This is a period, when a community reacts in various ways. Members of the community may be anxious when a disaster is imminent, especially if they have not experienced one before and they may not respond adequately to the event. When a disaster cannot be predicted; let’s take the example of earthquakes or a volcanic eruptions, the community may become anxious and over-respond to the event, which may be detrimental to their well being. The common sources of anxiety include the threat to ones own life and the safety and well being of others, such as partners or children.

During a Disaster:

The impact of a disaster varies according to the type of disaster and the amount of warning that the survivors have had prior to the event. The roles of each variable affecting the survivors will predicate the emotional response. For example, threat, exposure, loss and dislocation will be determinants of a survivor’s patterns of adjustment. A person’s actions are geared to protection of the self and others, especially children, family members and those who are weak and helpless.

Here comes the effects of “altruism”, which is frequent and people will place their lives at risk to help others. Some people experience “shock”, especially when the disaster is unexpected, which adds their feelings of helplessness and powerlessness. Another common response is to be disorganized or stunned and people may not be able to respond appropriately to protect themselves and their families. Such disorganized behavior may extend in the post-disaster phase and so one may find people wandering aimlessly in the devastation. This reaction may reflect distortions in responses to severe disaster stressors and may indicate a level of dissociation. After a disaster, any people face complications.

The most important among them are:

a) Emotional reactions in the form of somatic complaints such as sleep disturbance

b) Indigestion

c) Fatigue

d) Social effects

e) Relationship or work difficulties

So, all these state the importance of psychological care in the case of disaster management. Psychological care is always required in such types of incidents. As (Garmezy, 1983) states that the ‘role of psychological care is to foster individual and community resilience. Individual resilience applies to the capacity to recover from a negative experience with renewed enthusiasm and an increased capacity to respond positively to a subsequent stressful event. The communities should be well trained so that a resilient community takes action to enhance the personal and collective capacity of its citizens and institutions to respond to, and influence the course of social and economic change.

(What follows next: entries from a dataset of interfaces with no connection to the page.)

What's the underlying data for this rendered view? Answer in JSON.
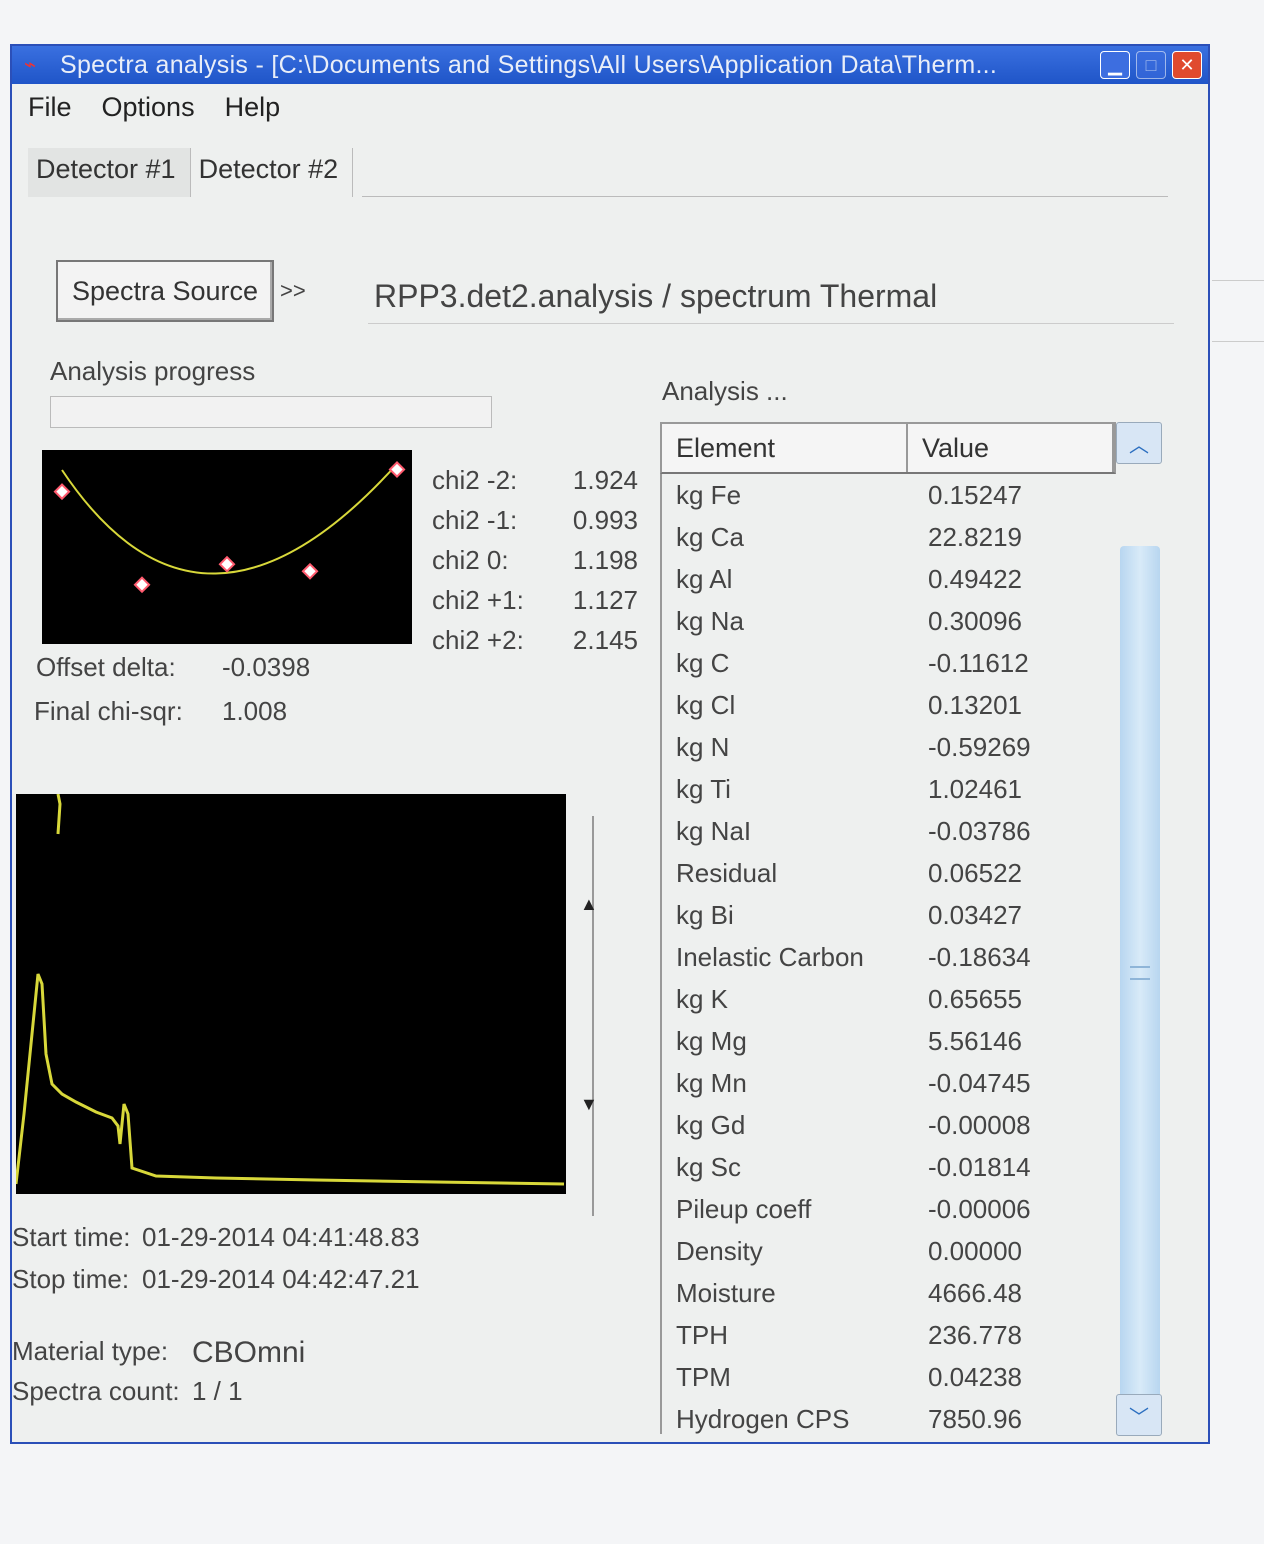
{
  "window": {
    "title": "Spectra analysis - [C:\\Documents and Settings\\All Users\\Application Data\\Therm..."
  },
  "menu": [
    "File",
    "Options",
    "Help"
  ],
  "tabs": [
    "Detector #1",
    "Detector #2"
  ],
  "source": {
    "button_label": "Spectra Source",
    "arrow": ">>",
    "value": "RPP3.det2.analysis / spectrum Thermal"
  },
  "progress": {
    "label": "Analysis progress"
  },
  "chi": [
    {
      "label": "chi2 -2:",
      "value": "1.924"
    },
    {
      "label": "chi2 -1:",
      "value": "0.993"
    },
    {
      "label": "chi2  0:",
      "value": "1.198"
    },
    {
      "label": "chi2 +1:",
      "value": "1.127"
    },
    {
      "label": "chi2 +2:",
      "value": "2.145"
    }
  ],
  "fit": {
    "offset_label": "Offset delta:",
    "offset_value": "-0.0398",
    "final_label": "Final chi-sqr:",
    "final_value": "1.008"
  },
  "times": {
    "start_label": "Start time:",
    "start_value": "01-29-2014  04:41:48.83",
    "stop_label": "Stop time:",
    "stop_value": "01-29-2014  04:42:47.21"
  },
  "material": {
    "type_label": "Material type:",
    "type_value": "CBOmni",
    "count_label": "Spectra count:",
    "count_value": "1 / 1"
  },
  "analysis": {
    "label": "Analysis ...",
    "col_element": "Element",
    "col_value": "Value",
    "rows": [
      {
        "element": "kg Fe",
        "value": "0.15247"
      },
      {
        "element": "kg Ca",
        "value": "22.8219"
      },
      {
        "element": "kg Al",
        "value": "0.49422"
      },
      {
        "element": "kg Na",
        "value": "0.30096"
      },
      {
        "element": "kg C",
        "value": "-0.11612"
      },
      {
        "element": "kg Cl",
        "value": "0.13201"
      },
      {
        "element": "kg N",
        "value": "-0.59269"
      },
      {
        "element": "kg Ti",
        "value": "1.02461"
      },
      {
        "element": "kg NaI",
        "value": "-0.03786"
      },
      {
        "element": "Residual",
        "value": "0.06522"
      },
      {
        "element": "kg Bi",
        "value": "0.03427"
      },
      {
        "element": "Inelastic Carbon",
        "value": "-0.18634"
      },
      {
        "element": "kg K",
        "value": "0.65655"
      },
      {
        "element": "kg Mg",
        "value": "5.56146"
      },
      {
        "element": "kg Mn",
        "value": "-0.04745"
      },
      {
        "element": "kg Gd",
        "value": "-0.00008"
      },
      {
        "element": "kg Sc",
        "value": "-0.01814"
      },
      {
        "element": "Pileup coeff",
        "value": "-0.00006"
      },
      {
        "element": "Density",
        "value": "0.00000"
      },
      {
        "element": "Moisture",
        "value": "4666.48"
      },
      {
        "element": "TPH",
        "value": "236.778"
      },
      {
        "element": "TPM",
        "value": "0.04238"
      },
      {
        "element": "Hydrogen CPS",
        "value": "7850.96"
      }
    ]
  },
  "icons": {
    "app": "app-spectrum-icon",
    "minimize": "minimize-icon",
    "maximize": "maximize-icon",
    "close": "close-icon",
    "scroll_up": "chevron-up-icon",
    "scroll_down": "chevron-down-icon"
  },
  "colors": {
    "titlebar": "#1f55c8",
    "plot_bg": "#000000",
    "curve": "#d8d83a",
    "marker": "#ff5a6e",
    "close_button": "#e04a2e"
  },
  "chi_plot": {
    "points": [
      -2,
      -1,
      0,
      1,
      2
    ],
    "chi2": [
      1.924,
      0.993,
      1.198,
      1.127,
      2.145
    ]
  }
}
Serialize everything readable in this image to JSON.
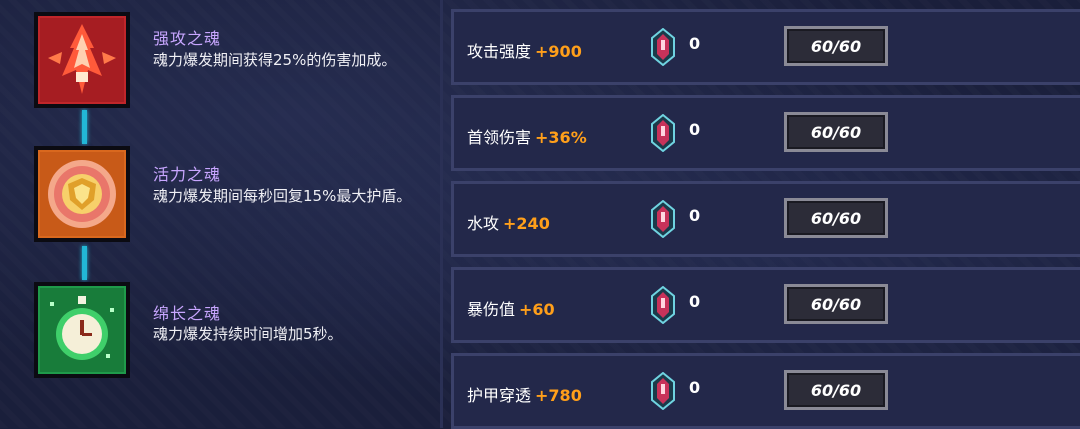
{
  "souls": [
    {
      "icon": "flame-dagger-icon",
      "title": "强攻之魂",
      "description": "魂力爆发期间获得25%的伤害加成。",
      "color": "#c0262a"
    },
    {
      "icon": "shield-emblem-icon",
      "title": "活力之魂",
      "description": "魂力爆发期间每秒回复15%最大护盾。",
      "color": "#d9681e"
    },
    {
      "icon": "stopwatch-icon",
      "title": "绵长之魂",
      "description": "魂力爆发持续时间增加5秒。",
      "color": "#1f9a4a"
    }
  ],
  "stats": [
    {
      "name": "攻击强度",
      "bonus": "+900",
      "gem_count": "0",
      "level": "60/60"
    },
    {
      "name": "首领伤害",
      "bonus": "+36%",
      "gem_count": "0",
      "level": "60/60"
    },
    {
      "name": "水攻",
      "bonus": "+240",
      "gem_count": "0",
      "level": "60/60"
    },
    {
      "name": "暴伤值",
      "bonus": "+60",
      "gem_count": "0",
      "level": "60/60"
    },
    {
      "name": "护甲穿透",
      "bonus": "+780",
      "gem_count": "0",
      "level": "60/60"
    }
  ],
  "colors": {
    "accent_bonus": "#ff9f1a",
    "soul_title": "#c8a6ff",
    "connector": "#22b7d6"
  }
}
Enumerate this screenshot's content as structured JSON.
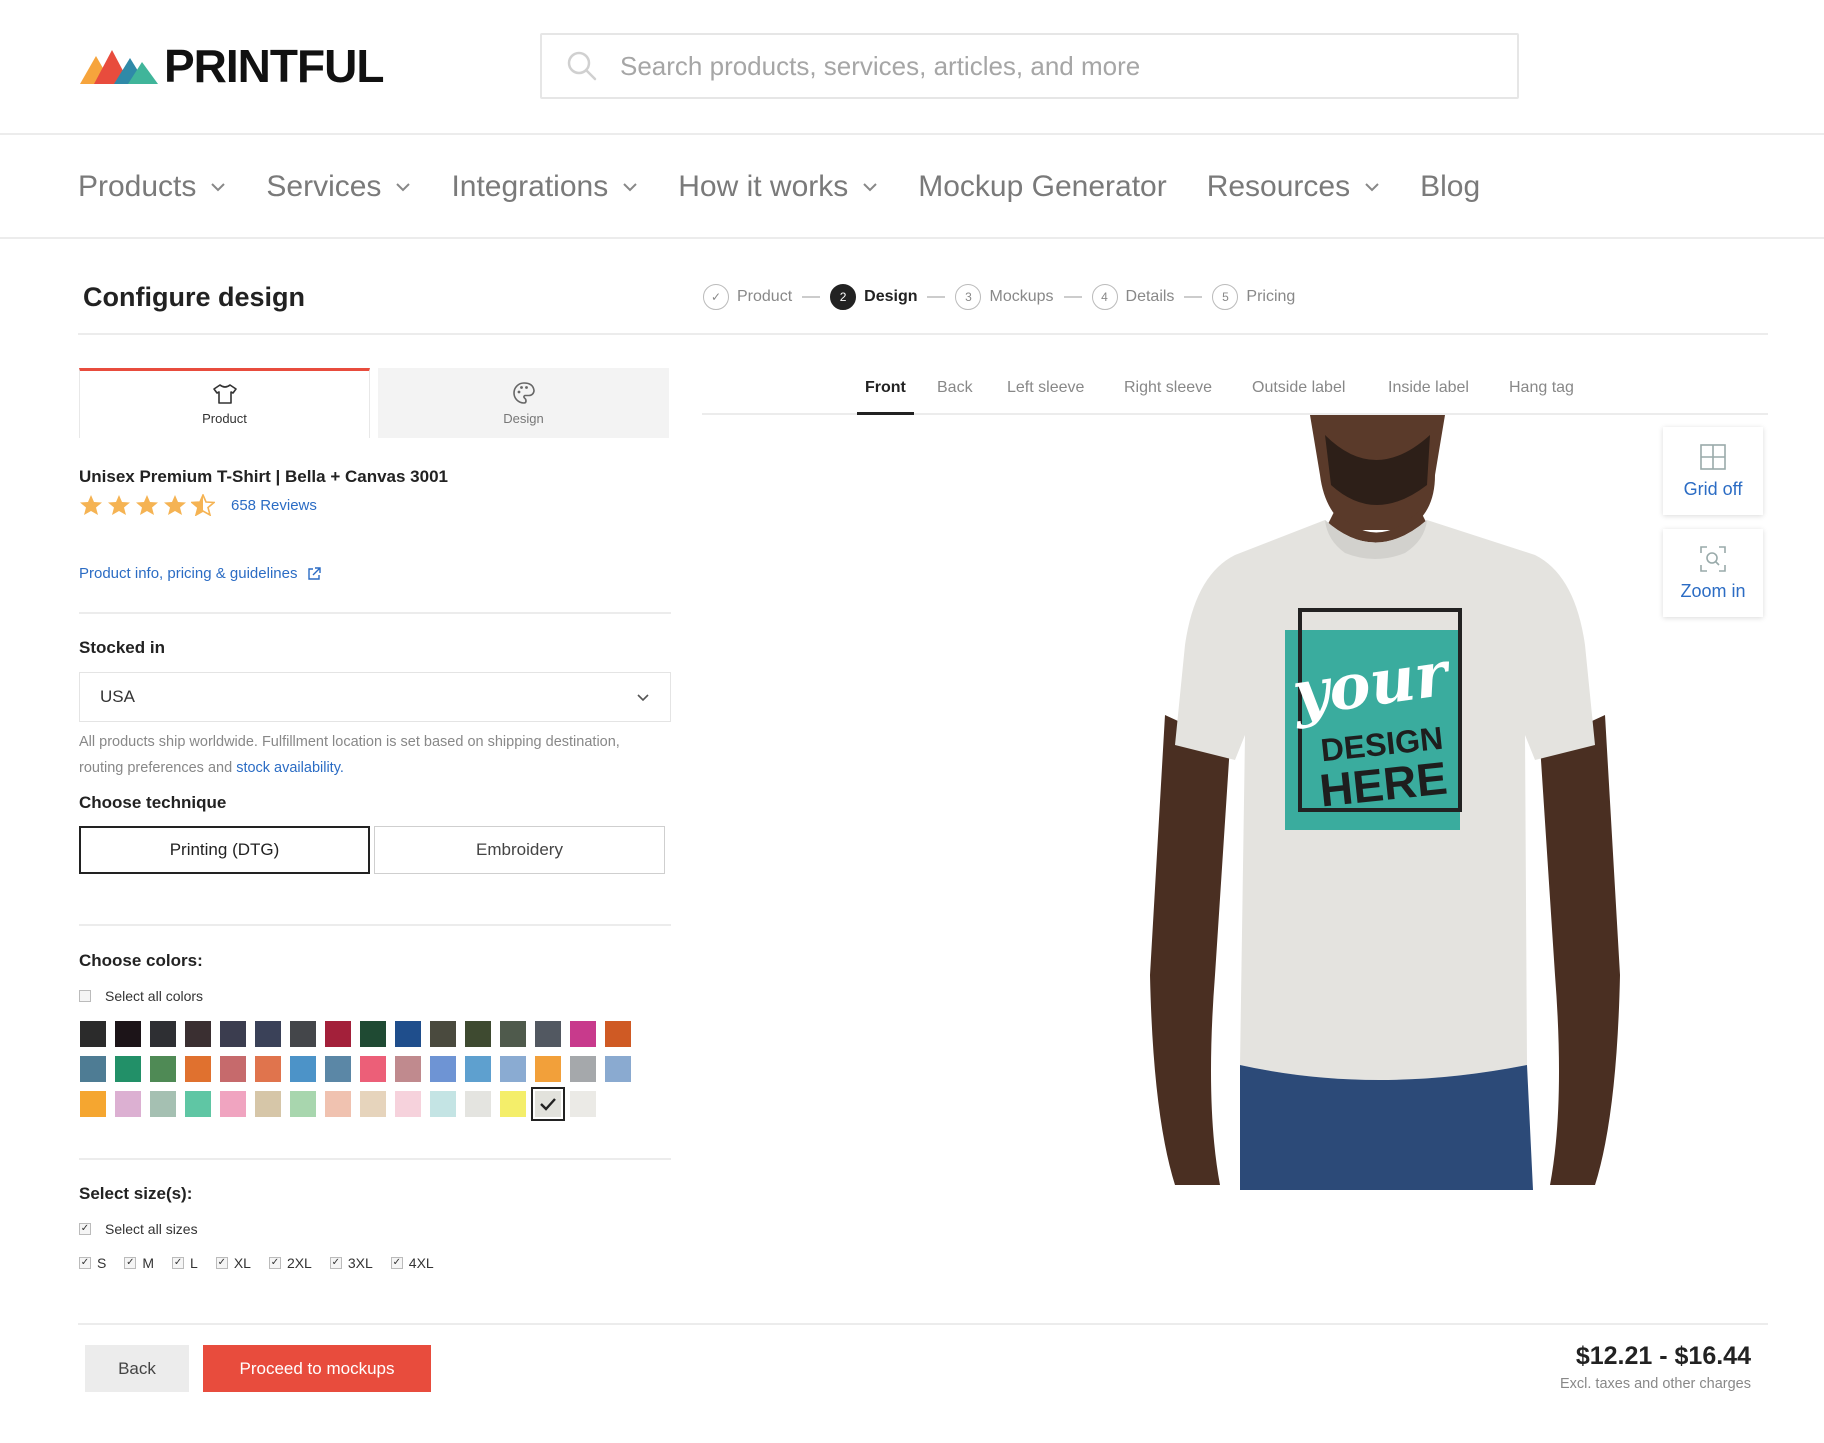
{
  "brand": {
    "name": "PRINTFUL"
  },
  "search": {
    "placeholder": "Search products, services, articles, and more"
  },
  "nav": [
    {
      "label": "Products",
      "dropdown": true
    },
    {
      "label": "Services",
      "dropdown": true
    },
    {
      "label": "Integrations",
      "dropdown": true
    },
    {
      "label": "How it works",
      "dropdown": true
    },
    {
      "label": "Mockup Generator",
      "dropdown": false
    },
    {
      "label": "Resources",
      "dropdown": true
    },
    {
      "label": "Blog",
      "dropdown": false
    }
  ],
  "config": {
    "title": "Configure design"
  },
  "steps": [
    {
      "num": "✓",
      "label": "Product",
      "state": "done"
    },
    {
      "num": "2",
      "label": "Design",
      "state": "active"
    },
    {
      "num": "3",
      "label": "Mockups",
      "state": "todo"
    },
    {
      "num": "4",
      "label": "Details",
      "state": "todo"
    },
    {
      "num": "5",
      "label": "Pricing",
      "state": "todo"
    }
  ],
  "panel_tabs": {
    "product": "Product",
    "design": "Design"
  },
  "product": {
    "name": "Unisex Premium T-Shirt | Bella + Canvas 3001",
    "rating": 4.5,
    "reviews": "658 Reviews",
    "info_link": "Product info, pricing & guidelines"
  },
  "stocked": {
    "label": "Stocked in",
    "value": "USA",
    "note_text": "All products ship worldwide. Fulfillment location is set based on shipping destination, routing preferences and ",
    "note_link": "stock availability."
  },
  "technique": {
    "label": "Choose technique",
    "options": [
      "Printing (DTG)",
      "Embroidery"
    ],
    "selected": "Printing (DTG)"
  },
  "colors": {
    "label": "Choose colors:",
    "select_all": "Select all colors",
    "select_all_checked": false,
    "selected_index": 45,
    "swatches": [
      "#2b2b2b",
      "#1c1418",
      "#2e2f33",
      "#3a2f31",
      "#3b3d4f",
      "#3a4158",
      "#44464a",
      "#a3203a",
      "#1f4a33",
      "#1f4e8c",
      "#4a4a3e",
      "#3e4a30",
      "#4f5a4c",
      "#525861",
      "#c83a8c",
      "#cf5a24",
      "#4e7c94",
      "#229068",
      "#4f8a55",
      "#e0712f",
      "#c66a6c",
      "#e0744d",
      "#4c93c8",
      "#5b87a6",
      "#ec5f78",
      "#c08a8e",
      "#6e94d4",
      "#5ea0cf",
      "#8aabd2",
      "#f2a03a",
      "#a5a8ab",
      "#8aaad0",
      "#f5a630",
      "#dcb0d2",
      "#a5c0b2",
      "#5fc6a4",
      "#f0a4c0",
      "#d6c6a8",
      "#a8d6ae",
      "#f0c2b0",
      "#e6d4bc",
      "#f6d2dc",
      "#c4e4e4",
      "#e4e4e0",
      "#f4ee6a",
      "#e2e2dc",
      "#ebeae6"
    ]
  },
  "sizes": {
    "label": "Select size(s):",
    "select_all": "Select all sizes",
    "select_all_checked": true,
    "options": [
      "S",
      "M",
      "L",
      "XL",
      "2XL",
      "3XL",
      "4XL"
    ]
  },
  "view_tabs": [
    "Front",
    "Back",
    "Left sleeve",
    "Right sleeve",
    "Outside label",
    "Inside label",
    "Hang tag"
  ],
  "view_active": "Front",
  "mockup": {
    "shirt_color": "#e4e3df",
    "design_color": "#3aac9e",
    "design_line1": "your",
    "design_line2": "DESIGN",
    "design_line3": "HERE"
  },
  "tools": {
    "grid": "Grid off",
    "zoom": "Zoom in"
  },
  "footer": {
    "back": "Back",
    "proceed": "Proceed to mockups",
    "price": "$12.21 - $16.44",
    "price_note": "Excl. taxes and other charges"
  }
}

Some factors which can help in positive outcomes are:

a) Recognizing and reinforcing people’s strengths

b) Providing clear and accurate information and education

c) Reinforcing supportive networks

d) Supporting and developing community strengths and process

Apart from these the Psychological Team should be able to give:

• Give practical assistance, information and emotional support.

• Respect traditional beliefs and customs and accommodate the family’s needs as far as possible.

• Provide counseling for the woman/family and allow for reflection on the event.

• Explain the problem to help reduce anxiety and guilt. Many women/families blame themselves for what has happened.

• Listen and express understanding and acceptance of the woman’s feelings. Nonverbal communication may speak louder than words: a squeeze of the hand or a look of concern can say an enormous amount.

• Repeat information several times and give written information, if possible. People experiencing an emergency will not remember much of what is said to them.

• Health care providers may feel anger, guilt, sorrow, pain and frustration in the face of obstetric emergencies that may lead them to avoid the woman/family. Showing emotion is not a weakness.

• Remember to care for staff who themselves may experience guilt, grief, confusion and other emotions.

If these issues are given importance, we can move one step ahead in creation of a Safer, Stronger, Greener and a Disaster Free World for us as well as for our future generations.

Thanks and Regards,

Mr. Mainak Majumdar

Disaster Management Specialist and Consultant